“The church does a wonderful job with this ministry as well as other outreach activities,” observed Senator Williams. “MEC has been an important asset in giving back to the community, and the food pantry is deserving of this commitment.”

“If you love me, feed my sheep,” said Pastor Wilson, referencing John 21:17. Jesus fed people on many occasions throughout the Bible, demonstrating to His followers how they should show love and compassion while serving others. “In this day and age, we take for granted that everyone has good, nutritional food,” continued Pastor Wilson, who went on to thank God for the relationship established between the Senator and MEC.  This partnership will be an ongoing blessing for the community for years to come.

If you would like to support the Sandy Grove Missionary Baptist Church’s food bank ministry, send your checks to Sandy Grove Missionary Baptist Church 459 Marshall Street Bennettsville, SC 29512 or contact Deacon Thomas Johnson at (843-479-4529).

Pictured from left to right- Church Deacon Thomas Johnson, who oversees the food pantry, Pastor Gilbert Wilson, State Senator Kent Williams and MEC President and CEO, William Fleming, Jr. 

MEC members help a neighbor in need

Sometimes it takes flames, disruption, and destruction to reveal a community’s true heart.  When a fire destroyed the Fogle family’s Wallace home in early 2018, the community stepped in to help.

The fire burned for six hours before local firefighters brought it under control. In that short period, one Marlboro County family lost a valued home, family keepsakes, cherished memories and two beloved pets, but gained the support of a community that would help them move forward into the new year.

It was mid-afternoon on Jan. 4, and Donna was picking up her two daughters, Danielle and Amber, and son, Tyler, at school when a neighbor called to say that the family’s home was on fire. Her husband, Christopher, was at work and safe. When she arrived home, their house was engulfed by flames.

Marlboro Electric Co-op members, through “Operation Round Up,” gave the family a check to help them get their lives back together.

Co-op members can round up their monthly electric bill to the nearest dollar and these additional funds are placed in a trust and used to assist neighbors with emergency support such as food, clothing or shelter. Volunteers from Marlboro and Dillon counties comprise the MEC Trust Board, which decides how Operation Round-Up funds are used.

For more information on the MEC Trust, please visit our website.

MEC Beautifies Lake Paul Wallace Trail

The easy response would have been to write a check and move to the next topic of conversation.
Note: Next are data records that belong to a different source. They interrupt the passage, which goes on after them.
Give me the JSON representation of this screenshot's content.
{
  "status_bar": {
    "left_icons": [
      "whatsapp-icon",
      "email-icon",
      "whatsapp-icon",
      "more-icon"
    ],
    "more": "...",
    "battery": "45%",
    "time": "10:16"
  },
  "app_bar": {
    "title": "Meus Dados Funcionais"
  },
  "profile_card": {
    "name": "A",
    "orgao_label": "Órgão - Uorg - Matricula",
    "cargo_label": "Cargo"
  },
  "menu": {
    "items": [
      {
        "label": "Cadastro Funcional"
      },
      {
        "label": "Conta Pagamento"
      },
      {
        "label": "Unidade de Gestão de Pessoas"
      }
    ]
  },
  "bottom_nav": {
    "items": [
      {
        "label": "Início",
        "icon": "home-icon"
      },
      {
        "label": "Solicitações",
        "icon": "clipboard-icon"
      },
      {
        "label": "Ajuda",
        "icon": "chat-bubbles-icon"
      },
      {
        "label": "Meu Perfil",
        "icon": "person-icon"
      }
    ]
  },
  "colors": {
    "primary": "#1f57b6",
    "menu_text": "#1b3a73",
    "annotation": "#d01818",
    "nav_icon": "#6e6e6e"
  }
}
The easy step isn’t always the best one, and employees at Marlboro Electric Cooperative decided that they wanted to do more than just make a financial donation.

So, shortly after lunch on Wednesday, April 18, 32 MEC employees closed their computers, changed clothes and grabbed tools. They drove a few miles north of Bennettsville to Lake Paul Wallace and “adopted” the 3.2-mile trail around the freshwater recreational spot. MEC agreed to clear and beautify the public walking trail around the 550-acre lake.

“We are blessed to have an outdoor treasure, such as Lake Paul Wallace, nearby,” William L. Fleming Jr. said while clearing brush from the trail. “Our support will be ongoing so that community members can continue to visit the lake and enjoy boating, fishing, swimming, waterskiing and family picnics.”

In addition to clearing debris, manicuring the trail and maintaining the lawn, boating and picnic areas for years to come, MEC plans to erect distance markers along the route, install signage and benches, and expand existing fishing areas.

As a locally owned and operated cooperative, MEC not only invests in the success of the communities by delivering reliable, affordable and safe power, we also support community outreach efforts, economic development and help local people in need through Operation Round Up, WIRE (Women Involved in Rural Electrification) and more.

Photo credits: Hanna Cheek

Lineman Johnny Rogers occupied the tractor as he did some heavy lifting to clear park trails. 
Caleb Bailey (lineman) tossing out dead limbs from the walking paths.
Crystal Springs and lineman Roddy Bowers teamed up to removed weeds from the area.
MEC employees come together and embrace teamwork in beautifying Lake Paul Wallace.